╭──

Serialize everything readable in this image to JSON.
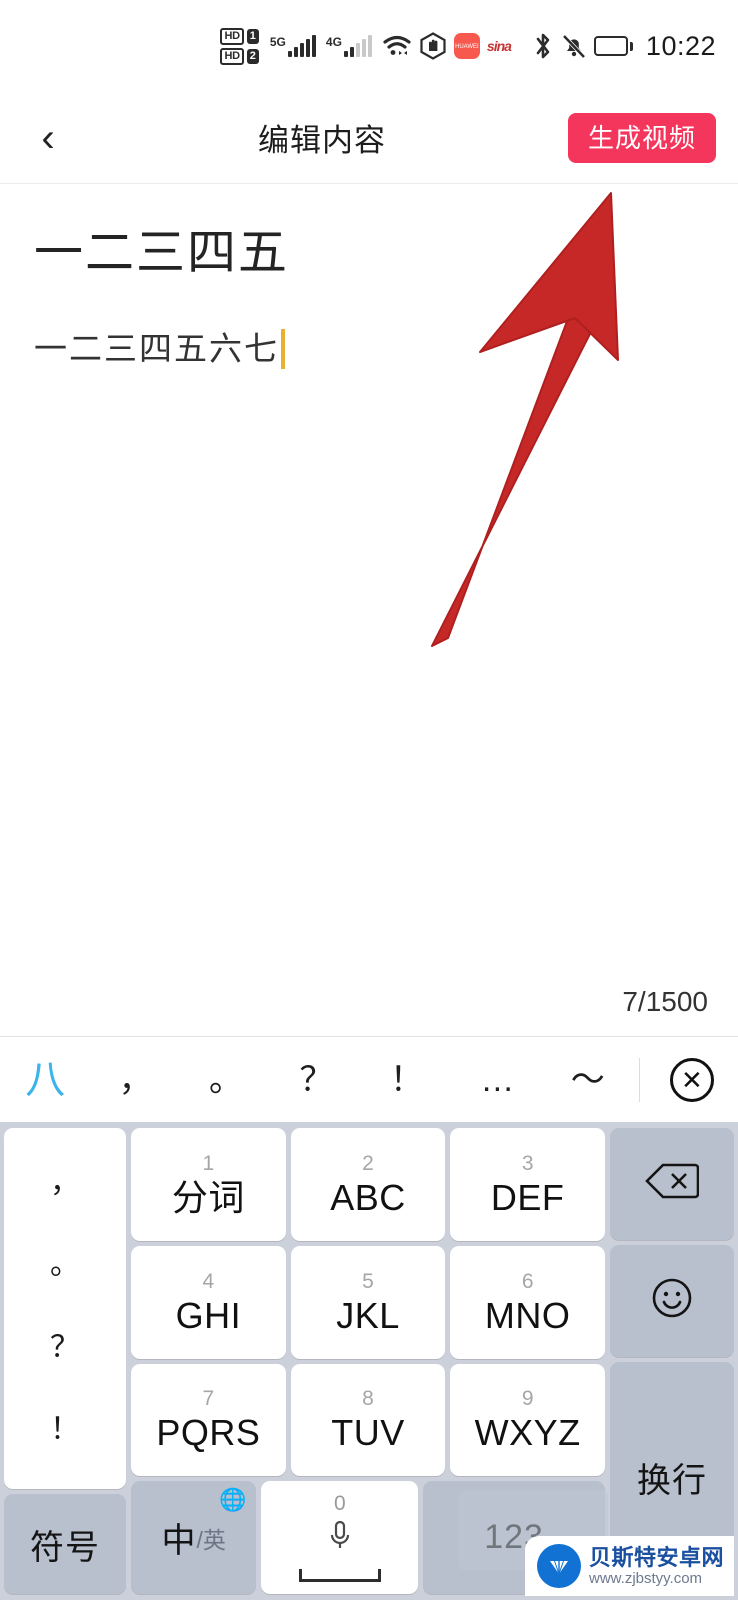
{
  "status_bar": {
    "hd1_label": "HD",
    "sim1_label": "1",
    "hd2_label": "HD",
    "sim2_label": "2",
    "network_primary": "5G",
    "network_secondary": "4G",
    "wifi_icon": "wifi-icon",
    "do_not_disturb_icon": "hand-stop-icon",
    "huawei_icon_label": "HUAWEI",
    "sina_icon_label": "sina",
    "bluetooth_icon": "bluetooth-icon",
    "mute_icon": "bell-mute-icon",
    "battery_icon": "battery-icon",
    "time": "10:22"
  },
  "header": {
    "back_icon": "chevron-left-icon",
    "title": "编辑内容",
    "action_button": "生成视频",
    "action_color": "#f5365c"
  },
  "editor": {
    "doc_title": "一二三四五",
    "doc_body": "一二三四五六七",
    "caret_color": "#e8b130",
    "counter": "7/1500"
  },
  "annotation": {
    "type": "arrow",
    "color": "#c62828",
    "points_to": "生成视频"
  },
  "candidate_bar": {
    "candidates": [
      "八",
      "，",
      "。",
      "？",
      "！",
      "…",
      "～"
    ],
    "close_icon": "close-circle-icon"
  },
  "keyboard": {
    "punctuation_column": [
      "，",
      "。",
      "？",
      "！"
    ],
    "rows": [
      [
        {
          "num": "1",
          "label": "分词"
        },
        {
          "num": "2",
          "label": "ABC"
        },
        {
          "num": "3",
          "label": "DEF"
        }
      ],
      [
        {
          "num": "4",
          "label": "GHI"
        },
        {
          "num": "5",
          "label": "JKL"
        },
        {
          "num": "6",
          "label": "MNO"
        }
      ],
      [
        {
          "num": "7",
          "label": "PQRS"
        },
        {
          "num": "8",
          "label": "TUV"
        },
        {
          "num": "9",
          "label": "WXYZ"
        }
      ]
    ],
    "right_column": [
      {
        "name": "backspace",
        "glyph": "⌫"
      },
      {
        "name": "emoji",
        "glyph": "☺"
      },
      {
        "name": "newline",
        "label": "换行"
      }
    ],
    "bottom_row": {
      "symbol_key": "符号",
      "lang_key_main": "中",
      "lang_key_sub": "/英",
      "globe_icon": "globe-icon",
      "space_zero": "0",
      "mic_icon": "microphone-icon",
      "number_key": "123"
    }
  },
  "watermark": {
    "site_name": "贝斯特安卓网",
    "url": "www.zjbstyy.com"
  }
}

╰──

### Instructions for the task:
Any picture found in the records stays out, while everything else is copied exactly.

### Completed task:
Serialize everything readable in this image to JSON.
{
  "status_bar": {
    "hd1_label": "HD",
    "sim1_label": "1",
    "hd2_label": "HD",
    "sim2_label": "2",
    "network_primary": "5G",
    "network_secondary": "4G",
    "wifi_icon": "wifi-icon",
    "do_not_disturb_icon": "hand-stop-icon",
    "huawei_icon_label": "HUAWEI",
    "sina_icon_label": "sina",
    "bluetooth_icon": "bluetooth-icon",
    "mute_icon": "bell-mute-icon",
    "battery_icon": "battery-icon",
    "time": "10:22"
  },
  "header": {
    "back_icon": "chevron-left-icon",
    "title": "编辑内容",
    "action_button": "生成视频",
    "action_color": "#f5365c"
  },
  "editor": {
    "doc_title": "一二三四五",
    "doc_body": "一二三四五六七",
    "caret_color": "#e8b130",
    "counter": "7/1500"
  },
  "annotation": {
    "type": "arrow",
    "color": "#c62828",
    "points_to": "生成视频"
  },
  "candidate_bar": {
    "candidates": [
      "八",
      "，",
      "。",
      "？",
      "！",
      "…",
      "～"
    ],
    "close_icon": "close-circle-icon"
  },
  "keyboard": {
    "punctuation_column": [
      "，",
      "。",
      "？",
      "！"
    ],
    "rows": [
      [
        {
          "num": "1",
          "label": "分词"
        },
        {
          "num": "2",
          "label": "ABC"
        },
        {
          "num": "3",
          "label": "DEF"
        }
      ],
      [
        {
          "num": "4",
          "label": "GHI"
        },
        {
          "num": "5",
          "label": "JKL"
        },
        {
          "num": "6",
          "label": "MNO"
        }
      ],
      [
        {
          "num": "7",
          "label": "PQRS"
        },
        {
          "num": "8",
          "label": "TUV"
        },
        {
          "num": "9",
          "label": "WXYZ"
        }
      ]
    ],
    "right_column": [
      {
        "name": "backspace",
        "glyph": "⌫"
      },
      {
        "name": "emoji",
        "glyph": "☺"
      },
      {
        "name": "newline",
        "label": "换行"
      }
    ],
    "bottom_row": {
      "symbol_key": "符号",
      "lang_key_main": "中",
      "lang_key_sub": "/英",
      "globe_icon": "globe-icon",
      "space_zero": "0",
      "mic_icon": "microphone-icon",
      "number_key": "123"
    }
  },
  "watermark": {
    "site_name": "贝斯特安卓网",
    "url": "www.zjbstyy.com"
  }
}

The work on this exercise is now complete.